DATA RECORDS Start Marker
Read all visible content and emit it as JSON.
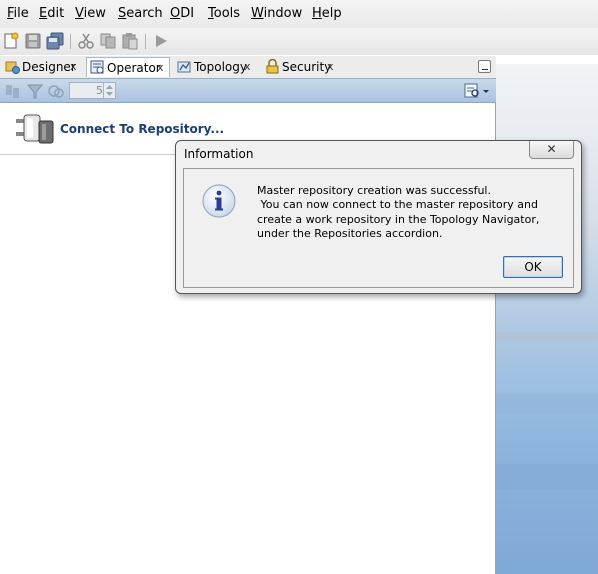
{
  "menu": {
    "items": [
      {
        "mnemonic": "F",
        "rest": "ile"
      },
      {
        "mnemonic": "E",
        "rest": "dit"
      },
      {
        "mnemonic": "V",
        "rest": "iew"
      },
      {
        "mnemonic": "S",
        "rest": "earch"
      },
      {
        "mnemonic": "O",
        "rest": "DI"
      },
      {
        "mnemonic": "T",
        "rest": "ools"
      },
      {
        "mnemonic": "W",
        "rest": "indow"
      },
      {
        "mnemonic": "H",
        "rest": "elp"
      }
    ]
  },
  "navigator_tabs": [
    {
      "label": "Designer",
      "icon": "designer-icon",
      "close": "x"
    },
    {
      "label": "Operator",
      "icon": "operator-icon",
      "close": "x",
      "active": true
    },
    {
      "label": "Topology",
      "icon": "topology-icon",
      "close": "x"
    },
    {
      "label": "Security",
      "icon": "security-icon",
      "close": "x"
    }
  ],
  "panel_toolbar": {
    "spinner_value": "5"
  },
  "panel": {
    "connect_label": "Connect To Repository..."
  },
  "dialog": {
    "title": "Information",
    "close_glyph": "✕",
    "message": "Master repository creation was successful.\n You can now connect to the master repository and create a work repository in the Topology Navigator, under the Repositories accordion.",
    "ok_label": "OK"
  },
  "colors": {
    "accent": "#1a3d7c",
    "toolbar_blue": "#b9cee6",
    "dialog_bg": "#f0f0f0"
  }
}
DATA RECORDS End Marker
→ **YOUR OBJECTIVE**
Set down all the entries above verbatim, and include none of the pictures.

→ **OUTPUT FOR THIS EXERCISE**
Read all visible content and emit it as JSON.
{
  "menu": {
    "items": [
      {
        "mnemonic": "F",
        "rest": "ile"
      },
      {
        "mnemonic": "E",
        "rest": "dit"
      },
      {
        "mnemonic": "V",
        "rest": "iew"
      },
      {
        "mnemonic": "S",
        "rest": "earch"
      },
      {
        "mnemonic": "O",
        "rest": "DI"
      },
      {
        "mnemonic": "T",
        "rest": "ools"
      },
      {
        "mnemonic": "W",
        "rest": "indow"
      },
      {
        "mnemonic": "H",
        "rest": "elp"
      }
    ]
  },
  "navigator_tabs": [
    {
      "label": "Designer",
      "icon": "designer-icon",
      "close": "x"
    },
    {
      "label": "Operator",
      "icon": "operator-icon",
      "close": "x",
      "active": true
    },
    {
      "label": "Topology",
      "icon": "topology-icon",
      "close": "x"
    },
    {
      "label": "Security",
      "icon": "security-icon",
      "close": "x"
    }
  ],
  "panel_toolbar": {
    "spinner_value": "5"
  },
  "panel": {
    "connect_label": "Connect To Repository..."
  },
  "dialog": {
    "title": "Information",
    "close_glyph": "✕",
    "message": "Master repository creation was successful.\n You can now connect to the master repository and create a work repository in the Topology Navigator, under the Repositories accordion.",
    "ok_label": "OK"
  },
  "colors": {
    "accent": "#1a3d7c",
    "toolbar_blue": "#b9cee6",
    "dialog_bg": "#f0f0f0"
  }
}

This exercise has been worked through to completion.